With nine days of debate, including today and tomorrow, that means we will have provided 20% of available time for government business on this bill alone. We think that is appropriate.

Bill C-29—Time Allocation MotionBudget Implementation Act, 2016, No. 2Government Orders

12:10 p.m.


Matthew Dubé NDP Beloeil—Chambly, QC

Madam Speaker, I find it strange that the Minister of Finance should say that 20% of time is allocated to debate when the budget implementation act, 2016, No. 2 is 100% dedicated to government expenditures.

The member for Winnipeg North is always outraged about the opposition’s tactics. However, today we are studying an amendment that moves deletion of the bill’s short title. I do not understand why the opposition is being accused of using tactics to prevent work from being done when our time is being wasted by a motion such as this.

Last week, the government leader in the House of Commons prevented us from tabling petitions for the second time in two weeks because she was afraid of the tactics being used by the opposition. In reality, the government is muzzling parliamentarians after just one hour of debate at report stage. That is totally unacceptable.

Is this what the Minister of Finance was campaigning on when his party was promising “real change”?

Bill C-29—Time Allocation MotionBudget Implementation Act, 2016, No. 2Government Orders

12:10 p.m.


Bill Morneau Liberal Toronto Centre, ON

Madam Speaker, as I said, we think that nine days of debate are sufficient, and 20% of speaking time is available during government business for this bill.

What is important to us is to do what we have to do for Canadians. We have to make investments in our economy so that we can have a better future, and we have to start now. That is our plan.

Bill C-29—Time Allocation MotionBudget Implementation Act, 2016, No. 2Government Orders

12:10 p.m.


Mark Strahl Conservative Chilliwack—Hope, BC

Madam Speaker, I guess I can understand why the government wants to shut down debate on this finance bill to implement its budget. It is because the Liberals are embarrassed by their record. On Friday, for the second month in a row, Statistics Canada said that all of the gains in jobs were in part-time positions. Some 8,700 full-time jobs were lost in November. Plus, Gluskin Sheff's chief economist, David Rosenberg, said that the latest numbers were clearly a case of “nice headlines, shame about the details”. In fact, full-time employment in Canada has not risen in almost a year and a half.

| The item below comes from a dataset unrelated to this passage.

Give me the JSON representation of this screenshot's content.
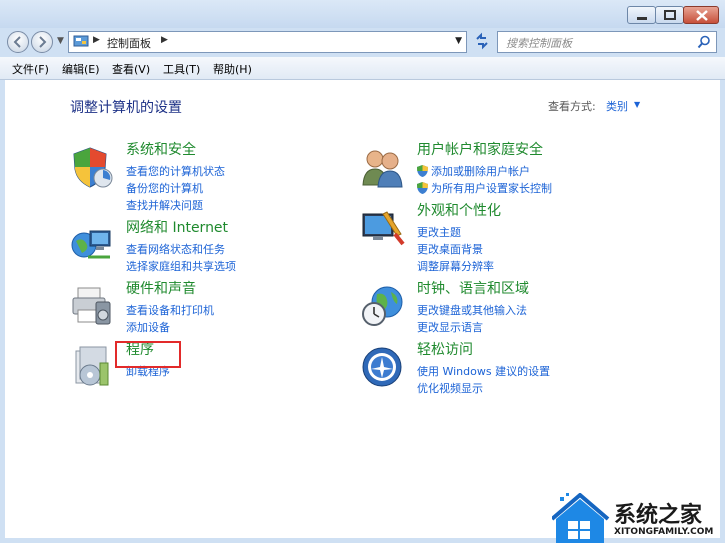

He said that that was, in a word, “pathetic” and attested to an unusually high level of uncertainty among the business community writ large.

Is not the real reason the government is cutting off debate that the Liberals are so embarrassed of their horrible economic performance?

Bill C-29—Time Allocation MotionBudget Implementation Act, 2016, No. 2Government Orders

12:10 p.m.


Bill Morneau Liberal Toronto Centre, ON

Madam Speaker, we need to move forward on the measures that we have to improve the economy. What we are trying to do is to ensure that we can improve full-time employment. Our job is to move forward on that basis. What we saw in the third quarter was growth of 3.5%. We did exceed economists' expectations. We saw a level of employment that did decline in the third quarter. Yes, we know that we need to do more, and that is what we are moving forward with in the House to make sure we can make the investments that will make a long-term future for Canadians to get jobs so they can have successful lives.